Global Dimensions (global + dimension)

Distribution by Scientific Domains

Selected Abstracts

Teaching the Global Dimension: Key Principles and Effective Practice

Sue L.T. McGregor
No abstract is available for this article. [source]

Local to Global Dimension of the Sacred

Jesus T. Peralta

Antimicrobial resistance in Europe and its potential impact on empirical therapy

G. M. Rossolini
Abstract The problem of microbial drug resistance is a major public health concern, due to its global dimension and alarming magnitude, although the epidemiology of resistance can exhibit remarkable geographical variability and rapid temporal evolution. The major resistance issues overall are those related to methicillin-resistant Staphylococcus aureus (MRSA), vancomycin-resistant enterococci (VRE), Enterobacteriaceae producing extended-spectrum ,-lactamases, and multidrug-resistant Pseudomonas aeruginosa and Acinetobacter baumannii. Europe is not free from any of these issues, although their impact may be significantly different in different countries. MRSA rates are high in several European countries, but seem to have levelled off in some settings. Diffusion of VRE is still irregular. The most alarming resistance trends are those observed for Enterobacteriaceae and the Gram-negative non-fermenters, with a generalized increase in rates of resistance to the most important anti-Gram-negative agents (,-lactams and fluoroquinolones) and the circulation of strains showing multidrug resistance phenotypes. [source]

Drug Policy and the Public Good: a summary of the book

ADDICTION, Issue 7 2010
Drugs, Public Policy Group
ABSTRACT Drug Policy and the Public Good was written by an international group of scientists from the fields of addiction, public health, criminology and policy studies to improve the linkages between drug research and drug policy. The book provides a conceptual basis for evidence-informed drug policy and describes epidemiological data on the global dimensions of drug misuse. The core of the book is a critical review of the cumulative scientific evidence in five general areas of drug policy: primary prevention programmes in schools and other settings; health and social services for drug users; attempts to control the supply of drugs, including the international treaty system; law enforcement and ventures into decriminalization; and control of the psychotropic substance market through prescription drug regimes. The final chapters discuss the current state of drug policies in different parts of the world and describe the need for future approaches to drug policy that are coordinated and informed by evidence. [source]

Knowledge Networks in an Uncompetitive Region: SME Innovation and Growth

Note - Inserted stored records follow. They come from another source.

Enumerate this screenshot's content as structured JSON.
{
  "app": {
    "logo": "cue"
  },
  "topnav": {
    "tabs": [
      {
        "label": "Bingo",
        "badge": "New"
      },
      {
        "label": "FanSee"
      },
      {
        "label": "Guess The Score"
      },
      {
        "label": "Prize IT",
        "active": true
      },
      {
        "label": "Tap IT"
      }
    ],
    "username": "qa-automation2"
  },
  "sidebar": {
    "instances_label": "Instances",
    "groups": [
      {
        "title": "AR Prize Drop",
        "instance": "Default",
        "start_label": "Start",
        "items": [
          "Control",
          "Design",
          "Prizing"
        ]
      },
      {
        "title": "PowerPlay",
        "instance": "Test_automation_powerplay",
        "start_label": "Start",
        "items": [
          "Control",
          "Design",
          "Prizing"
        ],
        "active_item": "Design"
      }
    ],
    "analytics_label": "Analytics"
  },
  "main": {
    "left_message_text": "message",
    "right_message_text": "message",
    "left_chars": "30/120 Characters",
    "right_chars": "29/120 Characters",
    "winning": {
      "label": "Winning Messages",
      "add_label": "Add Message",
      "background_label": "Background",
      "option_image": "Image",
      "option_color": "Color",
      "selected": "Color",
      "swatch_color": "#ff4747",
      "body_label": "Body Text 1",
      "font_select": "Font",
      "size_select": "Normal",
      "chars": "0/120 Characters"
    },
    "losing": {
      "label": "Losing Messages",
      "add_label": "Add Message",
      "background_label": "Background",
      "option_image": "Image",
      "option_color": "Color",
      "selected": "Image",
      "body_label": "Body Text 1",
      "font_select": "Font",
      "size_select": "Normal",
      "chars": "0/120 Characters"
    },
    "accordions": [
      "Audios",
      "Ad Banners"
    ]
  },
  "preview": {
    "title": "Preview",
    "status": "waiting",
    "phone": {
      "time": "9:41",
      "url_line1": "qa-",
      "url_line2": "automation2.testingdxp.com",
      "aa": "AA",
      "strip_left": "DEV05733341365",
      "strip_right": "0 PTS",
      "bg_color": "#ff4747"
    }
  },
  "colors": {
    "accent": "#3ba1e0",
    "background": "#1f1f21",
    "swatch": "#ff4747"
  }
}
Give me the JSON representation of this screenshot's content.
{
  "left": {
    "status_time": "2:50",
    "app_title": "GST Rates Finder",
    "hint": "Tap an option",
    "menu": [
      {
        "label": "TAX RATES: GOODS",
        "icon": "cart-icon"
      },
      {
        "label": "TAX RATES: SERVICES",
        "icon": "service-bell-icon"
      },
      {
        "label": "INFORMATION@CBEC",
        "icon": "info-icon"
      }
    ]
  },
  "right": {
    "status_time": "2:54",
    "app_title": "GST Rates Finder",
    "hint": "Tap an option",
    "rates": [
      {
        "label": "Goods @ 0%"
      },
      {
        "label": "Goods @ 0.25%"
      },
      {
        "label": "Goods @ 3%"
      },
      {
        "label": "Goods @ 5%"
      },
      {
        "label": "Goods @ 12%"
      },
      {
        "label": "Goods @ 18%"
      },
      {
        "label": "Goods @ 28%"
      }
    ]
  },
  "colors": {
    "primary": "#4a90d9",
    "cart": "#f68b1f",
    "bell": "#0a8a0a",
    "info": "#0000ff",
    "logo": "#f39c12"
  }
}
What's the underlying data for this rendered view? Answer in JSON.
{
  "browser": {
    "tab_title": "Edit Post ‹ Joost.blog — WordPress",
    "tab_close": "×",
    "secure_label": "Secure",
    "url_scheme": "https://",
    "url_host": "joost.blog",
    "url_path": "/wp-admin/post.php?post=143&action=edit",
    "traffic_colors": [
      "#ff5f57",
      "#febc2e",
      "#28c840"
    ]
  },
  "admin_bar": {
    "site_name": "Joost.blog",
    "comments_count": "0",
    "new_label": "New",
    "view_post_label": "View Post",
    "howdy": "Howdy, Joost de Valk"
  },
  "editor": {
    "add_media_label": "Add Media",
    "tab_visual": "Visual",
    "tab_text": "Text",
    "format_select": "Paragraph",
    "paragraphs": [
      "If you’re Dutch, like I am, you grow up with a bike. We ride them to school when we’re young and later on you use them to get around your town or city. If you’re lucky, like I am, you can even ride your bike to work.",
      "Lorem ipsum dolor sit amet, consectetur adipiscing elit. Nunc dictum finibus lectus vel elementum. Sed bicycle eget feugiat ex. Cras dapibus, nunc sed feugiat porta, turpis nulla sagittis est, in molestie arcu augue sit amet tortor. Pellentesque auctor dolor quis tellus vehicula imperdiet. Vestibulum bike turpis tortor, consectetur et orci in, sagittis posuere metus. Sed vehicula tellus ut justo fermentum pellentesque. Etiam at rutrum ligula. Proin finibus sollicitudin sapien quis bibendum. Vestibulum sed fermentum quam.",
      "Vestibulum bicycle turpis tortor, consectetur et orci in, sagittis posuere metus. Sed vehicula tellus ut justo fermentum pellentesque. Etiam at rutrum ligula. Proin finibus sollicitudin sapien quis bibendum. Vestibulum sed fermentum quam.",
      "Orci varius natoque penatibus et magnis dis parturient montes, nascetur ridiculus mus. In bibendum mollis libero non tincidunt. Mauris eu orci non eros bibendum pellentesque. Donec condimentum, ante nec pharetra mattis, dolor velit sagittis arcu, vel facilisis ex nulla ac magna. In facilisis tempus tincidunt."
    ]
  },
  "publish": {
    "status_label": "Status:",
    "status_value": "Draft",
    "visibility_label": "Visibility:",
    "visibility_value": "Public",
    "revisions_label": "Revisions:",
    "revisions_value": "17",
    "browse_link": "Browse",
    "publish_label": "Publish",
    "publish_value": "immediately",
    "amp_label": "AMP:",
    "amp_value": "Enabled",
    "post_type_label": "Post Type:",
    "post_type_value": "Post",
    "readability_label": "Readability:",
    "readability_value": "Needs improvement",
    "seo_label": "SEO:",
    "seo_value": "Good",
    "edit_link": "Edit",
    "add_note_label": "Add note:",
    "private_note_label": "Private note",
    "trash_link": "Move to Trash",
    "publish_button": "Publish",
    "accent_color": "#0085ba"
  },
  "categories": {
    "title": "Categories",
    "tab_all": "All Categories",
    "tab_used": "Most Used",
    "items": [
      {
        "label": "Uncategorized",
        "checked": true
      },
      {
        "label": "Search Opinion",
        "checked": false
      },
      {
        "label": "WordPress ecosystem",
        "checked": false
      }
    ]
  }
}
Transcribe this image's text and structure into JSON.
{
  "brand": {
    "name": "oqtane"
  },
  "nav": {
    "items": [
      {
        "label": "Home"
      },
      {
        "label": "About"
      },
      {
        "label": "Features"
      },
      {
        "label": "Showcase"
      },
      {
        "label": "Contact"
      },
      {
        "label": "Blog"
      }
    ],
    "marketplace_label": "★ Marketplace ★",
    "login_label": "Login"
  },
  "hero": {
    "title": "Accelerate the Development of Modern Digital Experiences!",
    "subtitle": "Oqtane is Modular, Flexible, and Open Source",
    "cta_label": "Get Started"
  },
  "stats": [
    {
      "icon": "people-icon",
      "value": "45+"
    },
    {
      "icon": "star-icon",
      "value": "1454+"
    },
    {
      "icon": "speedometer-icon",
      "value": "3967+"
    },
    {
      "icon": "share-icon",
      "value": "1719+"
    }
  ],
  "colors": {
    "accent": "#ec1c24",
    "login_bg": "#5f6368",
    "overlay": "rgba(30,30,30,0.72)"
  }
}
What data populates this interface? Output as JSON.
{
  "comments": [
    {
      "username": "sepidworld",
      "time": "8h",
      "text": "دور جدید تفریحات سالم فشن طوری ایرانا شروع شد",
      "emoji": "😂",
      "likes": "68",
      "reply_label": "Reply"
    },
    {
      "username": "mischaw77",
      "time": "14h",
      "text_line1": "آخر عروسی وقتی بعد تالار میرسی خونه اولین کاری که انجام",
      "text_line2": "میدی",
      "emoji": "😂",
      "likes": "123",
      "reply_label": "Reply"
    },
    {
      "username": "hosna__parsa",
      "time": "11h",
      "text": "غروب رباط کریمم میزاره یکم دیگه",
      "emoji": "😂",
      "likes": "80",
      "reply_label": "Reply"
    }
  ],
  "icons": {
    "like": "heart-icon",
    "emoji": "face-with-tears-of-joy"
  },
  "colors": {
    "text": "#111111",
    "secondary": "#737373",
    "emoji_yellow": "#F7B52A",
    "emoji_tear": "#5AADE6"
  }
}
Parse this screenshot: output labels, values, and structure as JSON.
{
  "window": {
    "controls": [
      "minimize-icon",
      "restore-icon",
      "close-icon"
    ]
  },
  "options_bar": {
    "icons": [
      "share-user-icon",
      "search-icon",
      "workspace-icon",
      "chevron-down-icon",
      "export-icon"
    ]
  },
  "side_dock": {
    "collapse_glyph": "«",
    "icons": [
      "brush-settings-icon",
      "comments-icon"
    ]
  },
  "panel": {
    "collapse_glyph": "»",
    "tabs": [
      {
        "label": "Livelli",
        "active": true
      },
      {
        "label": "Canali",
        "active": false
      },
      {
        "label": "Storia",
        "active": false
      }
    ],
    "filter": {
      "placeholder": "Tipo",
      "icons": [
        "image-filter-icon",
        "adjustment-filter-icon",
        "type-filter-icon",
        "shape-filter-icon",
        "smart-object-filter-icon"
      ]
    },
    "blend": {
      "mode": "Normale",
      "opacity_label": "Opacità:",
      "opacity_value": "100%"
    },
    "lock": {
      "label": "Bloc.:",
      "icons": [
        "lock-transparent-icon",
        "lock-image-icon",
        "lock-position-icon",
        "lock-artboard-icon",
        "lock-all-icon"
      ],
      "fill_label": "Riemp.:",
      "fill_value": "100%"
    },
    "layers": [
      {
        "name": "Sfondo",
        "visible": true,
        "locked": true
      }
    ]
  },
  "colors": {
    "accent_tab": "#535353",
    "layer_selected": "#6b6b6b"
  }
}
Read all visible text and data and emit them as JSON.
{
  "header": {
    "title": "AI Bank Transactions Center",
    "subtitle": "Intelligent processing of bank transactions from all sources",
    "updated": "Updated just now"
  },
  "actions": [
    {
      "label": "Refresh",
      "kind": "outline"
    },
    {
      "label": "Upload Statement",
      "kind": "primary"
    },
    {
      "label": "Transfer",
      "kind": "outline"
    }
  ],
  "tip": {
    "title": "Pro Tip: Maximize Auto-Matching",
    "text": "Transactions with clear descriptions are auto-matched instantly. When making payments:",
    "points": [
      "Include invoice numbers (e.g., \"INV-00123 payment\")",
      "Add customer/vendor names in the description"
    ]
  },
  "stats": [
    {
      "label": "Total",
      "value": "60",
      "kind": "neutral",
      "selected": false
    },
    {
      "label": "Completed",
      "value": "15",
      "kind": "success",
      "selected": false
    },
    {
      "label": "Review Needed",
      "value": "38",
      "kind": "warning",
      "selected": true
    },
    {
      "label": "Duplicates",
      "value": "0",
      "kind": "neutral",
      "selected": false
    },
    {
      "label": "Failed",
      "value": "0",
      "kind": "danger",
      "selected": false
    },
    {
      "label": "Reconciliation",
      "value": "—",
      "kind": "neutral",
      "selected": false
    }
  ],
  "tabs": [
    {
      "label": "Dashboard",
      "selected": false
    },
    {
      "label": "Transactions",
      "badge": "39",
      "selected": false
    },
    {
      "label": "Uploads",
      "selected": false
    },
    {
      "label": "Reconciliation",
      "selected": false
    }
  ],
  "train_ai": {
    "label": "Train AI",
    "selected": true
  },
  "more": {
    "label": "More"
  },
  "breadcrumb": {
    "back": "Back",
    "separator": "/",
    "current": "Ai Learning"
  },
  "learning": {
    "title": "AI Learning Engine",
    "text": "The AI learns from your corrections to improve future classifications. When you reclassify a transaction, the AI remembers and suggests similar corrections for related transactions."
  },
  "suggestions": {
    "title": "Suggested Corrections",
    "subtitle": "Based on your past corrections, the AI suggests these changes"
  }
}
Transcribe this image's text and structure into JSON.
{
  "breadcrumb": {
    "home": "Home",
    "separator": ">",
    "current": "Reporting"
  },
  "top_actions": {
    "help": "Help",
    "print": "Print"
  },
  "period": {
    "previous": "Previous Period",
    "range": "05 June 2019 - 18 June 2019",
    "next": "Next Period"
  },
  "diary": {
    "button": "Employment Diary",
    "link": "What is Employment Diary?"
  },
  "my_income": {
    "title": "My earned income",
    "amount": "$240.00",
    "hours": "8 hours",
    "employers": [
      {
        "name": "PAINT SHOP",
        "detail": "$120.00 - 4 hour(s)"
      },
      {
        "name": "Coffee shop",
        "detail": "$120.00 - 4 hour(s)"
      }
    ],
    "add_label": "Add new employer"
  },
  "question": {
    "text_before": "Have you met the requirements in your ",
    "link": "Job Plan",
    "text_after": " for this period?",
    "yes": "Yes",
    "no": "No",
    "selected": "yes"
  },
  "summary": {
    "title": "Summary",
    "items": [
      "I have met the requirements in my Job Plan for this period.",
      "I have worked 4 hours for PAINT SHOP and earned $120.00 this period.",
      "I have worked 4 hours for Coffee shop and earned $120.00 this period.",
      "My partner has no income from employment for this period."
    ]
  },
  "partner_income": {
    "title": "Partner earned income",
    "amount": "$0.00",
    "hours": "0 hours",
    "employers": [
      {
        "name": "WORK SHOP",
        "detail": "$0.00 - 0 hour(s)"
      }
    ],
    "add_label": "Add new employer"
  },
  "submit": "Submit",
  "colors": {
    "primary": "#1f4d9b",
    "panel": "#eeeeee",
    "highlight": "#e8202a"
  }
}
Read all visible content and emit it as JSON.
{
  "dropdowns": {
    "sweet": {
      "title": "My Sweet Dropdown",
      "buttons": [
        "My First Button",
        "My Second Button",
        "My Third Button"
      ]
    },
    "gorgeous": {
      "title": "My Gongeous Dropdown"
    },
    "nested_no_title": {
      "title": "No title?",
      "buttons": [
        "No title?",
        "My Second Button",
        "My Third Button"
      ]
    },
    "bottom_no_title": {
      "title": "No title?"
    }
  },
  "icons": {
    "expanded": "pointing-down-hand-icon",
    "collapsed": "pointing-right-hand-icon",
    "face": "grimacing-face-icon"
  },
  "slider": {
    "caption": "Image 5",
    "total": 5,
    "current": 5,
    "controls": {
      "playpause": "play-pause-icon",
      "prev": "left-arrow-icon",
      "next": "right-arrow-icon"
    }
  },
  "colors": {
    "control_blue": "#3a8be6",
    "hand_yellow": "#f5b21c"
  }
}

ABSTRACT Knowledge networks are now recognised as a crucial element underlying the economic success and competitiveness of geographic locations, in particular regions. The aim of this paper is to assess the types of knowledge networks utilised and formed by knowledge-based small- and medium-sized enterprises (SMEs) in the relatively uncompetitive regional setting of Yorkshire and Humberside in the UK. It explores the relationship between knowledge networking activity and the levels of innovation and growth achieved by these SMEs. It is found that SMEs tend to utilise and value more knowledge networks with actors outside the region. However, more innovative SMEs possess a balance of inside and outside the region knowledge networks. Knowledge networking activity is sometimes negatively associated with growth, suggesting that networks with certain actors, such as public sector support agencies, may be formed by SMEs when they are facing competitive pressures. In terms of policy implications, the paper recommends a shift from the cluster policies implemented by many regional authorities to a regional innovation systems approach, focusing equally on the regional and more global dimensions of knowledge networks. It is concluded that regional public policy makers need to renew their efforts to support SMEs in creating and sustaining their knowledge networks. [source]

Effects of Outsourcing on Performance Measurement and Reporting: The Experience of Italian Local Governments

Much has changed over the past few years regarding the financial and nonfinancial information Italian Local Governments (LGs) publish even as a consequence of the process of externalization of local public services. This paper is aimed at describing the causes and the effects of the administrative reform process that interested Italian LGs and at identifying the possible different dimensions of LG performance. In particular, this paper distinguishes among performance achieved by LGs strictu sensu (general performance), performance attained by the municipal group (group performance), and performance achieved by all other producers of local public services (global performance). The group and global dimensions of performance are briefly discussed, as well as the tools used to measure them. [source]